I was intrigued to learn that tinned wild salmon with bones is an excellent and cheap dairy-free source of calcium when I decided to make Salmon Patties with Creamy Red Pepper Sauce. This could not have been simpler, blending the tinned salmon with herbs before adding coconut flour and shaping. To quote Susan Jane White, coconut flour is ‘a bit of a diva’ and in my experience varies wildly in the absorbency stakes from brand to brand and batch to batch, so I ended up adding slightly more than recommended to get mix to patty consistency. A quick flash in a coconut-oiled pan and these were crisp on the outside, flakey within and intensely salmon flavoured. The sweetness of the creamy cashew based roasted red pepper sauce, also dairy-free, was the perfect foil, and made enough to toss over some Courgetti, making a fabulous side dish.

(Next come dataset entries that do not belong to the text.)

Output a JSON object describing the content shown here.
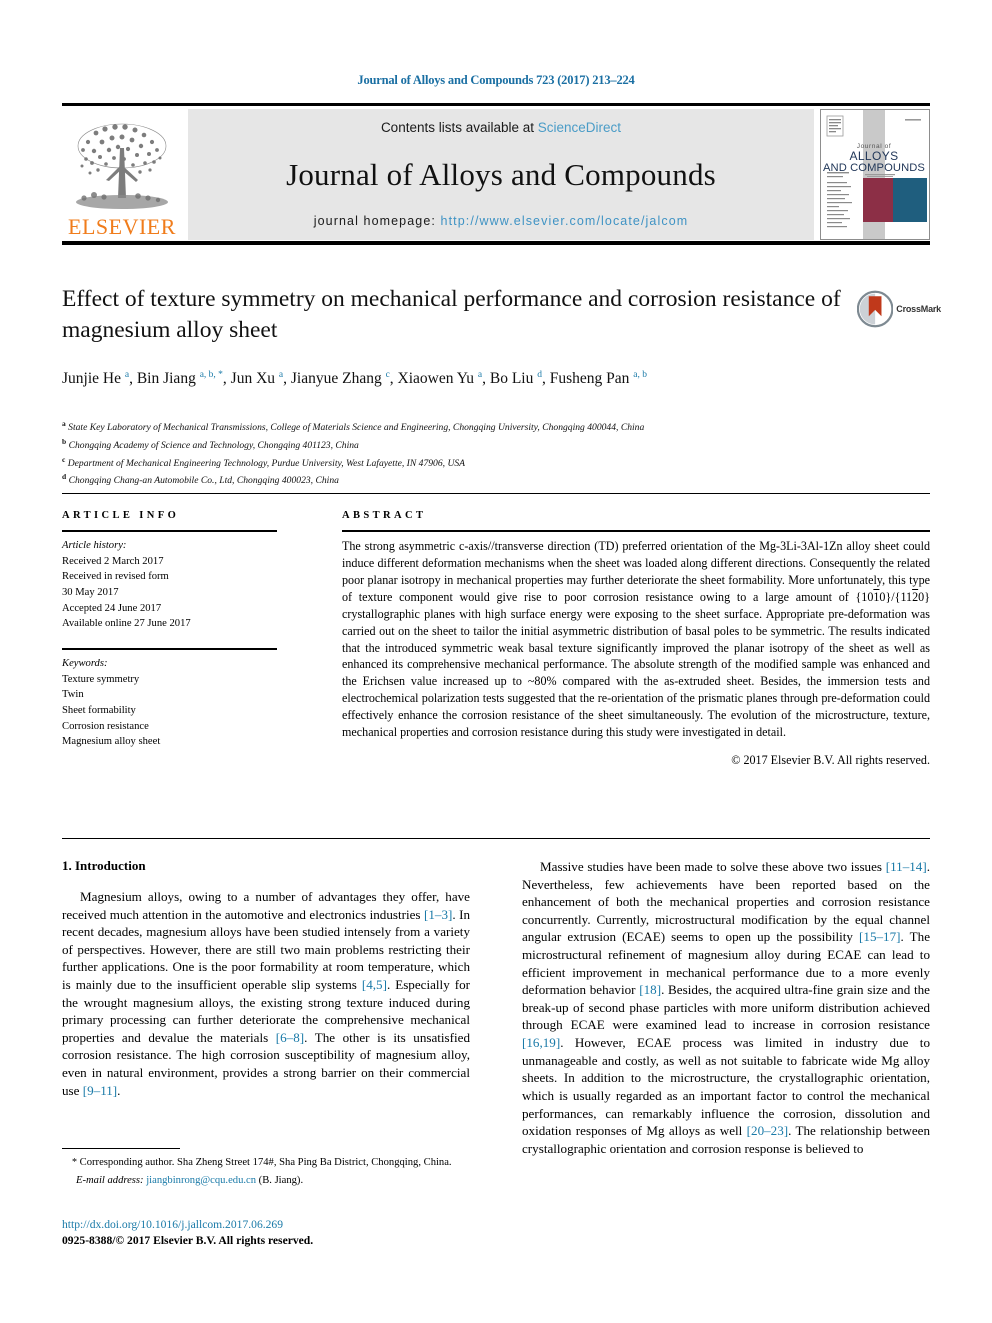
{
  "running_head": "Journal of Alloys and Compounds 723 (2017) 213–224",
  "masthead": {
    "publisher_name": "ELSEVIER",
    "contents_prefix": "Contents lists available at ",
    "contents_link": "ScienceDirect",
    "journal_title": "Journal of Alloys and Compounds",
    "homepage_prefix": "journal homepage: ",
    "homepage_url": "http://www.elsevier.com/locate/jalcom",
    "cover": {
      "line1": "Journal of",
      "line2": "ALLOYS",
      "line3": "AND COMPOUNDS"
    }
  },
  "article": {
    "title": "Effect of texture symmetry on mechanical performance and corrosion resistance of magnesium alloy sheet",
    "crossmark_label": "CrossMark",
    "authors_html": "Junjie He <sup>a</sup>, Bin Jiang <sup>a, b, *</sup>, Jun Xu <sup>a</sup>, Jianyue Zhang <sup>c</sup>, Xiaowen Yu <sup>a</sup>, Bo Liu <sup>d</sup>, Fusheng Pan <sup>a, b</sup>",
    "affiliations": [
      {
        "mark": "a",
        "text": "State Key Laboratory of Mechanical Transmissions, College of Materials Science and Engineering, Chongqing University, Chongqing 400044, China"
      },
      {
        "mark": "b",
        "text": "Chongqing Academy of Science and Technology, Chongqing 401123, China"
      },
      {
        "mark": "c",
        "text": "Department of Mechanical Engineering Technology, Purdue University, West Lafayette, IN 47906, USA"
      },
      {
        "mark": "d",
        "text": "Chongqing Chang-an Automobile Co., Ltd, Chongqing 400023, China"
      }
    ]
  },
  "article_info": {
    "heading": "ARTICLE INFO",
    "history_label": "Article history:",
    "history": [
      "Received 2 March 2017",
      "Received in revised form",
      "30 May 2017",
      "Accepted 24 June 2017",
      "Available online 27 June 2017"
    ],
    "keywords_label": "Keywords:",
    "keywords": [
      "Texture symmetry",
      "Twin",
      "Sheet formability",
      "Corrosion resistance",
      "Magnesium alloy sheet"
    ]
  },
  "abstract": {
    "heading": "ABSTRACT",
    "text_html": "The strong asymmetric c-axis//transverse direction (TD) preferred orientation of the Mg-3Li-3Al-1Zn alloy sheet could induce different deformation mechanisms when the sheet was loaded along different directions. Consequently the related poor planar isotropy in mechanical properties may further deteriorate the sheet formability. More unfortunately, this type of texture component would give rise to poor corrosion resistance owing to a large amount of {10<span class=\"ovl\">1</span>0}/{11<span class=\"ovl\">2</span>0} crystallographic planes with high surface energy were exposing to the sheet surface. Appropriate pre-deformation was carried out on the sheet to tailor the initial asymmetric distribution of basal poles to be symmetric. The results indicated that the introduced symmetric weak basal texture significantly improved the planar isotropy of the sheet as well as enhanced its comprehensive mechanical performance. The absolute strength of the modified sample was enhanced and the Erichsen value increased up to ~80% compared with the as-extruded sheet. Besides, the immersion tests and electrochemical polarization tests suggested that the re-orientation of the prismatic planes through pre-deformation could effectively enhance the corrosion resistance of the sheet simultaneously. The evolution of the microstructure, texture, mechanical properties and corrosion resistance during this study were investigated in detail.",
    "copyright": "© 2017 Elsevier B.V. All rights reserved."
  },
  "body": {
    "section_number_title": "1.  Introduction",
    "left_paragraph_html": "Magnesium alloys, owing to a number of advantages they offer, have received much attention in the automotive and electronics industries <span class=\"ref\">[1–3]</span>. In recent decades, magnesium alloys have been studied intensely from a variety of perspectives. However, there are still two main problems restricting their further applications. One is the poor formability at room temperature, which is mainly due to the insufficient operable slip systems <span class=\"ref\">[4,5]</span>. Especially for the wrought magnesium alloys, the existing strong texture induced during primary processing can further deteriorate the comprehensive mechanical properties and devalue the materials <span class=\"ref\">[6–8]</span>. The other is its unsatisfied corrosion resistance. The high corrosion susceptibility of magnesium alloy, even in natural environment, provides a strong barrier on their commercial use <span class=\"ref\">[9–11]</span>.",
    "right_paragraph_html": "Massive studies have been made to solve these above two issues <span class=\"ref\">[11–14]</span>. Nevertheless, few achievements have been reported based on the enhancement of both the mechanical properties and corrosion resistance concurrently. Currently, microstructural modification by the equal channel angular extrusion (ECAE) seems to open up the possibility <span class=\"ref\">[15–17]</span>. The microstructural refinement of magnesium alloy during ECAE can lead to efficient improvement in mechanical performance due to a more evenly deformation behavior <span class=\"ref\">[18]</span>. Besides, the acquired ultra-fine grain size and the break-up of second phase particles with more uniform distribution achieved through ECAE were examined lead to increase in corrosion resistance <span class=\"ref\">[16,19]</span>. However, ECAE process was limited in industry due to unmanageable and costly, as well as not suitable to fabricate wide Mg alloy sheets. In addition to the microstructure, the crystallographic orientation, which is usually regarded as an important factor to control the mechanical performances, can remarkably influence the corrosion, dissolution and oxidation responses of Mg alloys as well <span class=\"ref\">[20–23]</span>. The relationship between crystallographic orientation and corrosion response is believed to"
  },
  "footnote": {
    "corresponding_html": "<span class=\"star\">*</span> Corresponding author. Sha Zheng Street 174#, Sha Ping Ba District, Chongqing, China.",
    "email_label": "E-mail address:",
    "email": "jiangbinrong@cqu.edu.cn",
    "email_owner": "(B. Jiang)."
  },
  "footer": {
    "doi": "http://dx.doi.org/10.1016/j.jallcom.2017.06.269",
    "issn_line": "0925-8388/© 2017 Elsevier B.V. All rights reserved."
  },
  "colors": {
    "link_blue": "#1a7aa8",
    "elsevier_orange": "#F07C1B",
    "masthead_grey": "#e6e6e6",
    "cover_maroon": "#8c2f46",
    "cover_teal": "#1f5e7e"
  }
}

Finally, when cutting back on carbs it can be difficult to break up with the comfort of a bowl of oats. Contemplating portable low carb breakfast options I decided to test Keto Granola Bars, which are hassle-free and easy to whip up and store in the freezer for hectic mornings. With macadamia nuts, a dash of 90% chocolate and hazelnut butter, these couldn’t be anything but satisfying. Although there is slight natural sweetness from the hazelnut butter, chocolate and dessicated coconut, these are not granola bars as we know them, in flavour or texture. Sticky sugary traditional granola bars should hang their heads in shame next to these sumptuous slices, which kept me sustained for hours on end thanks to their fat content.

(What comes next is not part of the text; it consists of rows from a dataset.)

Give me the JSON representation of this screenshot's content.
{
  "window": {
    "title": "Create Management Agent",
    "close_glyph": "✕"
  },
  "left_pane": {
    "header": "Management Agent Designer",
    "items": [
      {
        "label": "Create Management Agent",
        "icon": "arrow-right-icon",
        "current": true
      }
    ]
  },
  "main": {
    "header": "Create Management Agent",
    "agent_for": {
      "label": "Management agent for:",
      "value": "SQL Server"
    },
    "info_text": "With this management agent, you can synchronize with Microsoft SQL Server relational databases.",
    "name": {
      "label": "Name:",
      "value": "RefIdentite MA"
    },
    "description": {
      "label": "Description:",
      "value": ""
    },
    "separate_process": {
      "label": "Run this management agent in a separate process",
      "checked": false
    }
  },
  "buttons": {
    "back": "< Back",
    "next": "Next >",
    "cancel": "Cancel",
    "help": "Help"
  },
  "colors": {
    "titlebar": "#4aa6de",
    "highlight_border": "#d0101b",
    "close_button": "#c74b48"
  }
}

All in all, there was nothing I made from this book that I will not make again, in addition to the many earmarked recipes I have added to my must-try list from it. For me, a cookbook should be made of more than just a collection of projects and instructions, it should be a source of inspiration for your own dishes and a catalyst for experiments and the Ketogenic Kitchen delivers this in bucket-loads. Domini and Patricia have given so much of themselves, generous with both their collective knowledge as a chef and a nutritional therapist and their very personal stories as survivors. Their unique, pioneering contribution to a field of vital importance is a must-read for anyone and everyone, packed with delicious recipes to boot.

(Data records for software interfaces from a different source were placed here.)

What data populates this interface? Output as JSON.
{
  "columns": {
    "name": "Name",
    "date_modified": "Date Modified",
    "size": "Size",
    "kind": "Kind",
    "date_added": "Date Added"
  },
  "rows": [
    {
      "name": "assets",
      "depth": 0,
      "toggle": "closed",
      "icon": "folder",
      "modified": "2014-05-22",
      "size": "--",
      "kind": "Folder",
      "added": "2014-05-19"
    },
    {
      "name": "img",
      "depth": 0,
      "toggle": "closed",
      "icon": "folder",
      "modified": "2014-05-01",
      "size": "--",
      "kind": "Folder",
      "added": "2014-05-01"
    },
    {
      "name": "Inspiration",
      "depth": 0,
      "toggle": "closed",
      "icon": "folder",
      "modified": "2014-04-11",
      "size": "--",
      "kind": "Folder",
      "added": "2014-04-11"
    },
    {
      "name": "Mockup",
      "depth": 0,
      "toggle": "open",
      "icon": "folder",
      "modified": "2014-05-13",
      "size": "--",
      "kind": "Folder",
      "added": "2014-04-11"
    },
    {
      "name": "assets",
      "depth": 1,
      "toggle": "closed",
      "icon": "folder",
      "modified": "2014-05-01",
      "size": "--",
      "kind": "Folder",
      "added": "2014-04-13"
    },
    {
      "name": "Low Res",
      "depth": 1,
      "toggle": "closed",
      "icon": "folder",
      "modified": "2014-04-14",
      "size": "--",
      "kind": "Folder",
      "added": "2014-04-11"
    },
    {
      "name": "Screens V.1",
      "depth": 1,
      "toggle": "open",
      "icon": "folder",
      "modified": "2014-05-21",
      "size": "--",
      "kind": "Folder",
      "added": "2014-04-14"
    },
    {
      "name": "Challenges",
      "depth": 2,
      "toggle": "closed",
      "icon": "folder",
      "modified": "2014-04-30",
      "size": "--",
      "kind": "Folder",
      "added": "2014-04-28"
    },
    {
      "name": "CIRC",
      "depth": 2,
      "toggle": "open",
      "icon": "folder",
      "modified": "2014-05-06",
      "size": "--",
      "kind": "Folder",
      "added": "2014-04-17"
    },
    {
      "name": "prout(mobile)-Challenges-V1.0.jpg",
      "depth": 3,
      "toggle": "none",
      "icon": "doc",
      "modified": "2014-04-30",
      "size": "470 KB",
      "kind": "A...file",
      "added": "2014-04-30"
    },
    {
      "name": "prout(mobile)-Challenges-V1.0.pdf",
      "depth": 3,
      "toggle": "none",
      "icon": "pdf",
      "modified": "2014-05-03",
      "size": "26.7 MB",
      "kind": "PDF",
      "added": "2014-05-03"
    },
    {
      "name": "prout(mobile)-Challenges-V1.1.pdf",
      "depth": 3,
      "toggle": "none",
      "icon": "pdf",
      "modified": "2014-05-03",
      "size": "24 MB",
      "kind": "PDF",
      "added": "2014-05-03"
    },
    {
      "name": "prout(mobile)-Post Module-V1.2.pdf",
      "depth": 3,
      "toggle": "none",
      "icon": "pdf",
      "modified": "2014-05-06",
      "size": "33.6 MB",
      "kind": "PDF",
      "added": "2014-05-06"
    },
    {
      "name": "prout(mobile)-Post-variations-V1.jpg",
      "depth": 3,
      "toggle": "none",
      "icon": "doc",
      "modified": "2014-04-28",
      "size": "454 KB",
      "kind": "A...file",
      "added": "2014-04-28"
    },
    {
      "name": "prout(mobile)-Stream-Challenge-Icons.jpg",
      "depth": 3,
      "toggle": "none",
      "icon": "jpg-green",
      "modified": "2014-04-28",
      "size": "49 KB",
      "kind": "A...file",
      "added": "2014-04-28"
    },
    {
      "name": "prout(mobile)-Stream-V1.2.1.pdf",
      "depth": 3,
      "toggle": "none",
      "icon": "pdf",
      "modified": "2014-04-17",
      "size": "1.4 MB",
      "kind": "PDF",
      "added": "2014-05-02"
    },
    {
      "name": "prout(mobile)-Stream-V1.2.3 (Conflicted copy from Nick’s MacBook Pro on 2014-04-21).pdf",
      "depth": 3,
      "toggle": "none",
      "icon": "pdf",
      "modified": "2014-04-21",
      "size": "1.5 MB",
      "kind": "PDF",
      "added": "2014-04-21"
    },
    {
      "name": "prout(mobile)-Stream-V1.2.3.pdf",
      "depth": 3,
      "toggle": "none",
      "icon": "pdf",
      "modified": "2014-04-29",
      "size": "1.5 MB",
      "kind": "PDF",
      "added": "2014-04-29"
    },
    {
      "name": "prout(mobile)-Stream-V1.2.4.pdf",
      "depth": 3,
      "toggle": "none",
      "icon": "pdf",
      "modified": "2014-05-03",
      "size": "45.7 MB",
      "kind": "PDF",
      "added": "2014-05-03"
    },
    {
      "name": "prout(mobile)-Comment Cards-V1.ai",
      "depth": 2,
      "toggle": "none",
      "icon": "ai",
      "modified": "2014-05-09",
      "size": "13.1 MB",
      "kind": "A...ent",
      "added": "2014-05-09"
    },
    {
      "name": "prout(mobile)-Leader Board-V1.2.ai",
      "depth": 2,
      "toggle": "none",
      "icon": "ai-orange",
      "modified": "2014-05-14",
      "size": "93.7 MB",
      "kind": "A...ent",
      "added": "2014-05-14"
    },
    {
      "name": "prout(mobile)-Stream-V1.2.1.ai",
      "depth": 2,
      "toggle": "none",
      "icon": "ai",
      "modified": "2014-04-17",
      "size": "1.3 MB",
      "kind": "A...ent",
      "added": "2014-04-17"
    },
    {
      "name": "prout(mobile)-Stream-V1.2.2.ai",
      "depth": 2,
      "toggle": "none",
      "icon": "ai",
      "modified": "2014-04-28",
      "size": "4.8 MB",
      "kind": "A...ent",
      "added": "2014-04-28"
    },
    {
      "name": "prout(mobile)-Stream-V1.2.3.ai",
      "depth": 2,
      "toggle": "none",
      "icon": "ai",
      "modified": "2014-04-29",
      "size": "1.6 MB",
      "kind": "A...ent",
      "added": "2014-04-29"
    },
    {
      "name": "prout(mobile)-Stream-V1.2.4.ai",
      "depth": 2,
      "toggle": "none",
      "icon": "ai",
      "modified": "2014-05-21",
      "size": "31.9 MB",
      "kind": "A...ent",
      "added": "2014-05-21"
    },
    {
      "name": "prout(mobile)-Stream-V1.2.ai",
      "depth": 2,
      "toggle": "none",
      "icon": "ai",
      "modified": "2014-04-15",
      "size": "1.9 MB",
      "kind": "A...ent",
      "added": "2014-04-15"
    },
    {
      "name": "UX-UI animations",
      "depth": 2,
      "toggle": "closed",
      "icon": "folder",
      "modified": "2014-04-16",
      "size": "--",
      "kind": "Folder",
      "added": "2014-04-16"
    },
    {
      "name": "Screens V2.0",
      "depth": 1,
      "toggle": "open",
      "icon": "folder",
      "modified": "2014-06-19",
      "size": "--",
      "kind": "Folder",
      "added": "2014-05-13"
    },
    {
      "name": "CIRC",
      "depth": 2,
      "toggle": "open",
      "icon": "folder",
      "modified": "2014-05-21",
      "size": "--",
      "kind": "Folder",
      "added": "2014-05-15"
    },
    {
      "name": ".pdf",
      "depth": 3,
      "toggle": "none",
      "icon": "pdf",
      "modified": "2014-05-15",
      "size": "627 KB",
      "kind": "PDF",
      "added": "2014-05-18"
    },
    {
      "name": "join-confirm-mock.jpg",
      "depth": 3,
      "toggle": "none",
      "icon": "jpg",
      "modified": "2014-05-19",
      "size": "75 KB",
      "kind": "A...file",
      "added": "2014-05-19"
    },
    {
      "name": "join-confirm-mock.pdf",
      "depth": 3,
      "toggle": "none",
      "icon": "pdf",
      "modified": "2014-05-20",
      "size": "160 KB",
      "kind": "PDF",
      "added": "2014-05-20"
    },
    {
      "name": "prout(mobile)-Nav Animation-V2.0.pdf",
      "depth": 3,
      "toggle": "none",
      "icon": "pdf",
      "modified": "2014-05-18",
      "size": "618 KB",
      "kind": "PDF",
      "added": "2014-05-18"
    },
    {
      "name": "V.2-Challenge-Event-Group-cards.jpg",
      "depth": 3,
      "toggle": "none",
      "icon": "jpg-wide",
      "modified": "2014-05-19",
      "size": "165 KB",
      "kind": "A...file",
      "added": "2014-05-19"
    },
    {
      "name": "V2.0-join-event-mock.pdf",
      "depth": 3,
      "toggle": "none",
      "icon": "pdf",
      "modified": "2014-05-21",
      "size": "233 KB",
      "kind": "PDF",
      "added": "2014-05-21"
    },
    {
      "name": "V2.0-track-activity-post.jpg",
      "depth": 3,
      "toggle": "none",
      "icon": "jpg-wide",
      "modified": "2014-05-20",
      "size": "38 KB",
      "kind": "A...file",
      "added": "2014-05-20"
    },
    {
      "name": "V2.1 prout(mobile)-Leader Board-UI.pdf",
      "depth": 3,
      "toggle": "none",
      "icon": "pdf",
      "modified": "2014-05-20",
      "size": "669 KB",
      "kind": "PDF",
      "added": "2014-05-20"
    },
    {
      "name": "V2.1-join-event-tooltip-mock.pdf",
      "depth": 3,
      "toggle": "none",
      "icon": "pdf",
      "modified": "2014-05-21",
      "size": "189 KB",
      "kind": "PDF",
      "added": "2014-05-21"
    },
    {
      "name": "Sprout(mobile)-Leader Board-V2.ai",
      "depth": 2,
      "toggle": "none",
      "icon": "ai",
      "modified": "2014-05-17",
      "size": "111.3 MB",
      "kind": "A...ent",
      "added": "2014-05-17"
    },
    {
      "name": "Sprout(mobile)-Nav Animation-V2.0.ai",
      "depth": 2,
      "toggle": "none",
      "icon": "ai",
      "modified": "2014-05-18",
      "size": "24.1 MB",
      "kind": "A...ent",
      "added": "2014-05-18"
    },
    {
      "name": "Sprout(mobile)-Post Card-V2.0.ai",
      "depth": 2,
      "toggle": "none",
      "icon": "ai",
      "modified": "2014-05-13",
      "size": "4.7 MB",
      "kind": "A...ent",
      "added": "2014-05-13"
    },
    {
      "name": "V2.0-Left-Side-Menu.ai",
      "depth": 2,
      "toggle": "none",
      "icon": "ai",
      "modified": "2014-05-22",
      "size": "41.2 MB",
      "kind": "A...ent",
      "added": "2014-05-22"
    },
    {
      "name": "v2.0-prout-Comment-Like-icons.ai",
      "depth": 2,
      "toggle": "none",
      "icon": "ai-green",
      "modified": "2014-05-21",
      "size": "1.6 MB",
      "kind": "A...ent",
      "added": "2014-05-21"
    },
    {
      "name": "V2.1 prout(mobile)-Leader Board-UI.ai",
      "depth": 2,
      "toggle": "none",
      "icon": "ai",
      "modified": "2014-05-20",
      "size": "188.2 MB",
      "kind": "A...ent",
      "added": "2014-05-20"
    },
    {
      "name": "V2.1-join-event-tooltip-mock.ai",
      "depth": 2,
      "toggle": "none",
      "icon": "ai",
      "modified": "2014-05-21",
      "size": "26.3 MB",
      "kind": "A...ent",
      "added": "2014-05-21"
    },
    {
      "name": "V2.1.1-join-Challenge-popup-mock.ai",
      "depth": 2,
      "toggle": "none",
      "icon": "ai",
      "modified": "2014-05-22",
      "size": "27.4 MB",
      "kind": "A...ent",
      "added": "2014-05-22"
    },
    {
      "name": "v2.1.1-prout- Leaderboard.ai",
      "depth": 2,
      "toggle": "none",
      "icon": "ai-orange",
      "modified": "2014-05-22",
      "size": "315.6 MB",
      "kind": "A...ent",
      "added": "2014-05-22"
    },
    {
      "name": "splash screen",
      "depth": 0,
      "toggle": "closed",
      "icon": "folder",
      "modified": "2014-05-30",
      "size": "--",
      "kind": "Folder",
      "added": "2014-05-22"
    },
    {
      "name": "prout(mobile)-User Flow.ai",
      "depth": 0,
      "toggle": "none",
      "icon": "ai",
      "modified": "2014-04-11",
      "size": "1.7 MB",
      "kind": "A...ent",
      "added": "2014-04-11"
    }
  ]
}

Growing up with the name Darina, I was constantly asked if I could cook like my namesake. With that (and greed) as the ultimate motivators, I quickly realised that home-baked goods make excellent bribes and an obsession was born! With bachelor’s and master’s degrees in law I undertook a PhD, but a preference for cookbooks to textbooks persisted. As a (self-confessed!) demon in the kitchen, I am the only person to have contested both Masterchef and the Great Irish Bake off, which fuelled my desire to set my focus on food in a serious way. Working with The Taste allows me to satiate this craving and marries my food fascination with my love of writing and ranting. Follow me as I share my food adventures and hopefully inspire others to indulge their passion for cooking and food in the process!